(DATA EXCERPTS)

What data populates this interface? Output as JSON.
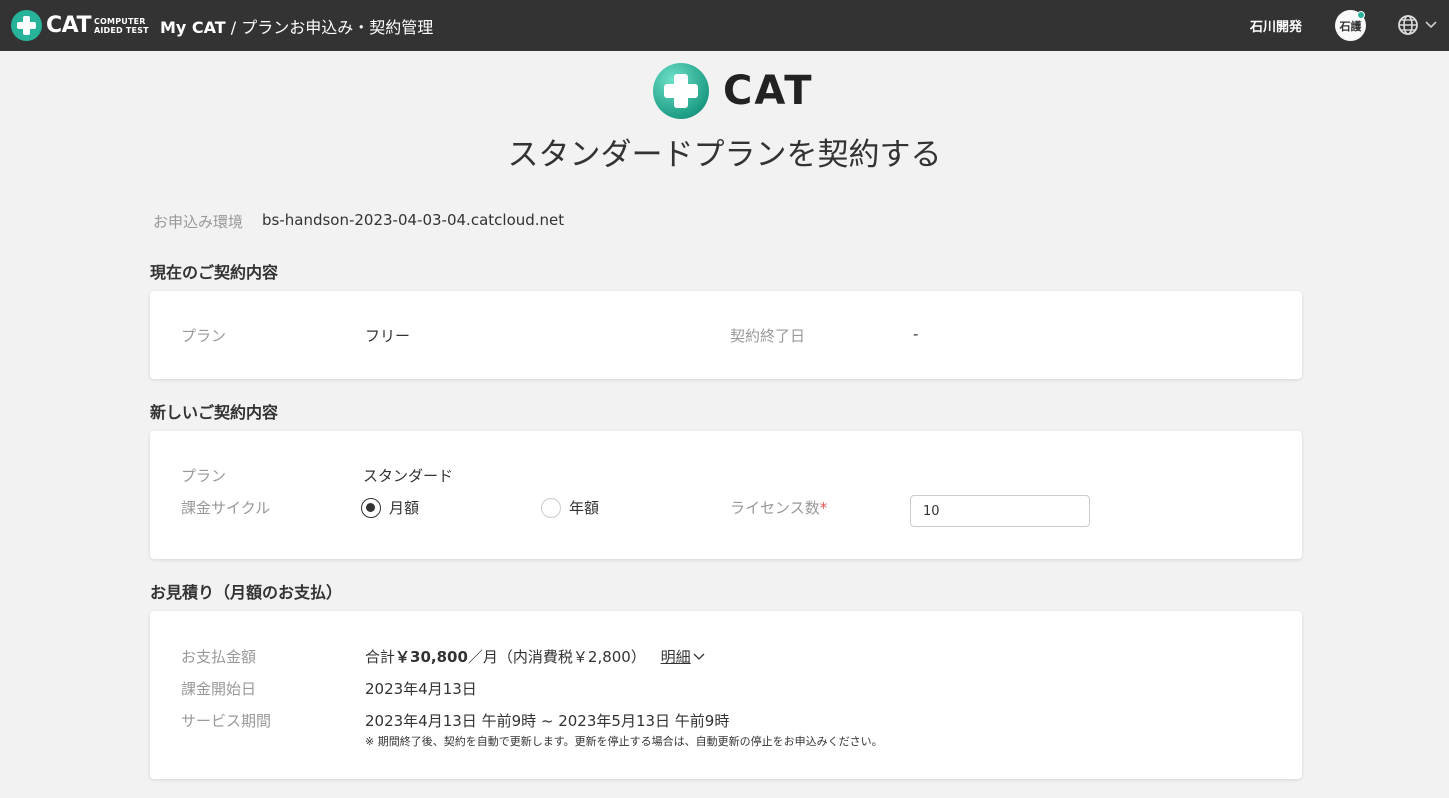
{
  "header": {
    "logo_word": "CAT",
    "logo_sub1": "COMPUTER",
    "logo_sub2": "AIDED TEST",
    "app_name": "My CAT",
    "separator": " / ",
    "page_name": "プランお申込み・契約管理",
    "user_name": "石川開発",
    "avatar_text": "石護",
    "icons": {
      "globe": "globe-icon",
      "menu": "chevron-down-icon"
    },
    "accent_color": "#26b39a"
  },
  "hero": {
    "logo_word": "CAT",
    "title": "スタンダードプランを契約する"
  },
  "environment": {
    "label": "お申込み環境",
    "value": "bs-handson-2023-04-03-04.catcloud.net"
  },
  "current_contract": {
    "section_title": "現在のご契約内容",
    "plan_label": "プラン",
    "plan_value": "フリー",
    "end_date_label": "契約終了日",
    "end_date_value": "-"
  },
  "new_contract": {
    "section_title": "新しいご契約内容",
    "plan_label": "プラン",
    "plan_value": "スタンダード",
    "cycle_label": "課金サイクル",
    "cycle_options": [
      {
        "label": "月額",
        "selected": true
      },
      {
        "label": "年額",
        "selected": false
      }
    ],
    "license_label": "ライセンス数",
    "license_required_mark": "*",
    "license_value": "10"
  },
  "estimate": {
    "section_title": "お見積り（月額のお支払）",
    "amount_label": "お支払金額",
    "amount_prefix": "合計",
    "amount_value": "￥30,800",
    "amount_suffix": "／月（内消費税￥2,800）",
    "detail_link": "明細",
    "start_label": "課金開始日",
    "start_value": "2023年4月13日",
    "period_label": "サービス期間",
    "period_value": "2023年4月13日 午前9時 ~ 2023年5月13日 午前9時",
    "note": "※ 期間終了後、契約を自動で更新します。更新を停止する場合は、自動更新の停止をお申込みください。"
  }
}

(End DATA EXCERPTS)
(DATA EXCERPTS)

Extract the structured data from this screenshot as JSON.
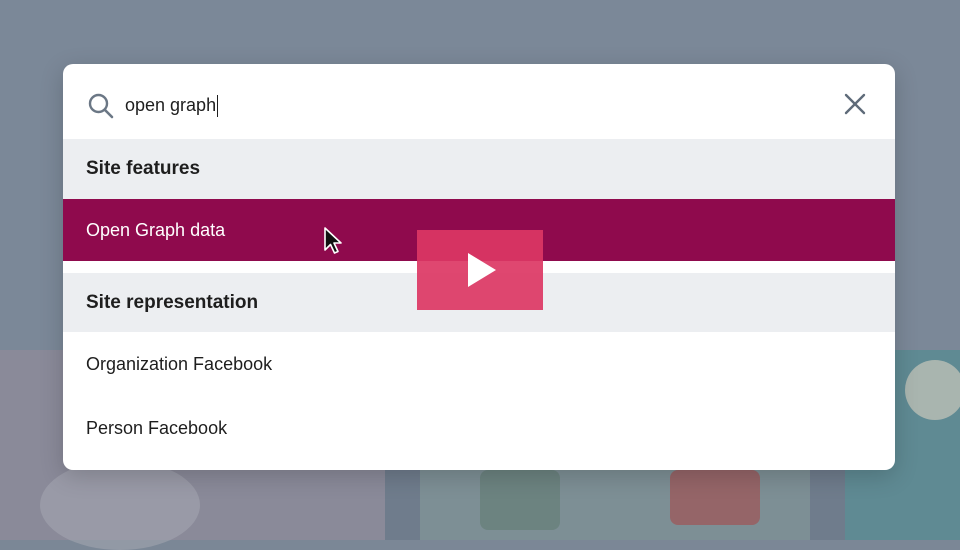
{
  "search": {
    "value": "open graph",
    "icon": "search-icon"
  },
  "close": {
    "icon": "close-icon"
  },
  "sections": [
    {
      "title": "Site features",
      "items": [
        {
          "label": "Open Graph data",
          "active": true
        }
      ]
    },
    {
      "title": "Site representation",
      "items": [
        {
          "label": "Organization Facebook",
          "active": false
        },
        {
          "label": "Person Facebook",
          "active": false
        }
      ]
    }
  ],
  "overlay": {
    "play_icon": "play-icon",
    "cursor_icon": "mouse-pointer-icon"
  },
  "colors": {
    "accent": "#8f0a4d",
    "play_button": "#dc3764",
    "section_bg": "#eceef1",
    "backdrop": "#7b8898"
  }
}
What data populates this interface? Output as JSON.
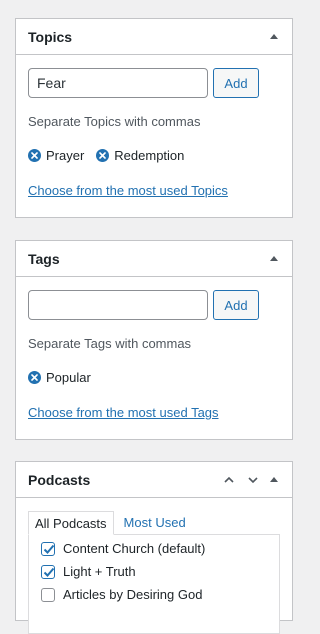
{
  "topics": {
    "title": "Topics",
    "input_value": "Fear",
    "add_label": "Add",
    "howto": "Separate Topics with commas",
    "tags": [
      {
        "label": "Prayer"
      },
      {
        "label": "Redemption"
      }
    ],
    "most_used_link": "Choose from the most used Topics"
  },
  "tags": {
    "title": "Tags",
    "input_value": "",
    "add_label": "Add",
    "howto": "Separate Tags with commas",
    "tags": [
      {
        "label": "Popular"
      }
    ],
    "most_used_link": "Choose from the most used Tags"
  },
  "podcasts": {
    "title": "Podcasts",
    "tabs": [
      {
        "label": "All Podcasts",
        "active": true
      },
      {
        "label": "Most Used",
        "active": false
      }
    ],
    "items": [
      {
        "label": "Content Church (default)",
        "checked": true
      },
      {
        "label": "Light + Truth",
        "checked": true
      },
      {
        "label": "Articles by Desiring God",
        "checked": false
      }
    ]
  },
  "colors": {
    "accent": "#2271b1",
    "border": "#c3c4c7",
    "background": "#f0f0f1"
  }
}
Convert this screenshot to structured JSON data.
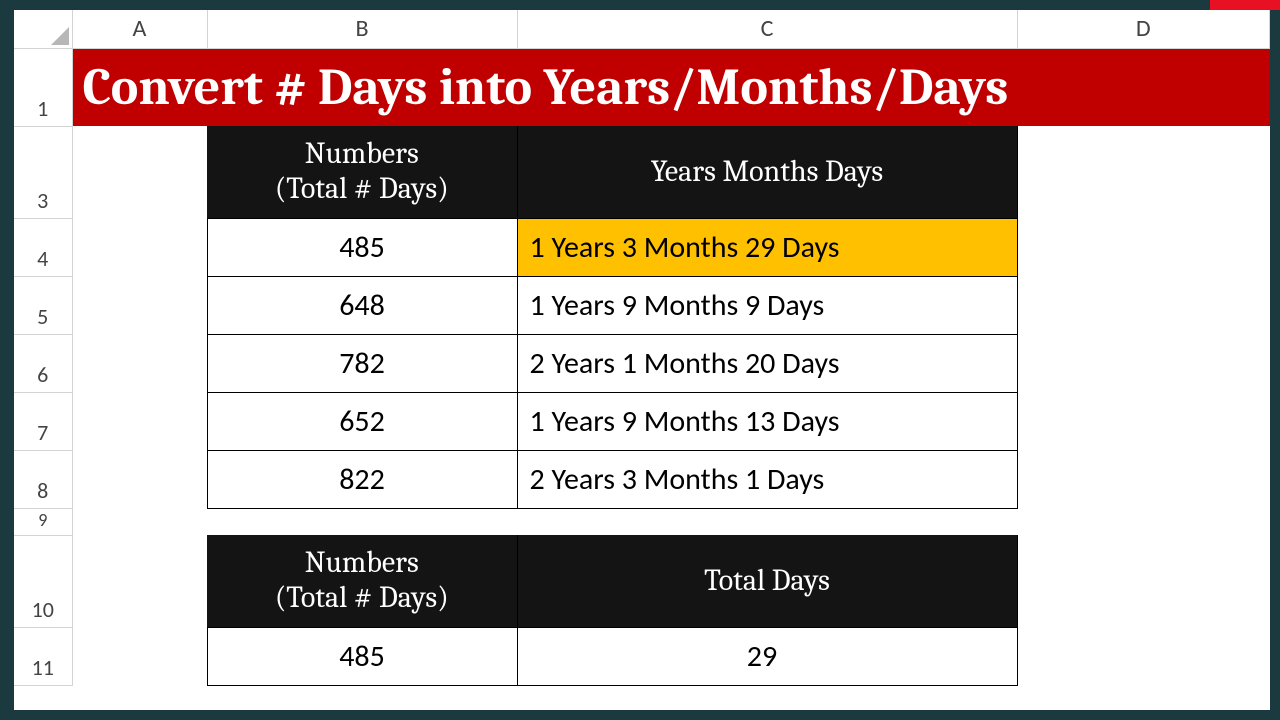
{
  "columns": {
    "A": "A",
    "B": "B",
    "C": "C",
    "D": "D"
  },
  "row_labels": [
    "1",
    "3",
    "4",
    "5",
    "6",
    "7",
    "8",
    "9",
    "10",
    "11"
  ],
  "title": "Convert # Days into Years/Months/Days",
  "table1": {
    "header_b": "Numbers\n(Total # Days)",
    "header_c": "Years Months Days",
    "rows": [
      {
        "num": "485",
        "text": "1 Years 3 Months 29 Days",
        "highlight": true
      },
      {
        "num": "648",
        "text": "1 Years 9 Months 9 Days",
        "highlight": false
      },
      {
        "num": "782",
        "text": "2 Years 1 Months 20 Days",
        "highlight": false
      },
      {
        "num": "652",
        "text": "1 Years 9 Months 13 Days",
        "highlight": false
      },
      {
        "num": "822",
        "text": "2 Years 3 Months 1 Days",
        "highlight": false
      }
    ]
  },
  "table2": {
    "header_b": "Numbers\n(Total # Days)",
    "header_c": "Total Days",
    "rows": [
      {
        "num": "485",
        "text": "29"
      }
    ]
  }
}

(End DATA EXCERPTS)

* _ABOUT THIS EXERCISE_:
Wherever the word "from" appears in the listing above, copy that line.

* _EXPECTED ANSWER_:
Extract the structured data from this screenshot as JSON.
    "most_used_link": "Choose from the most used Topics"
    "most_used_link": "Choose from the most used Tags"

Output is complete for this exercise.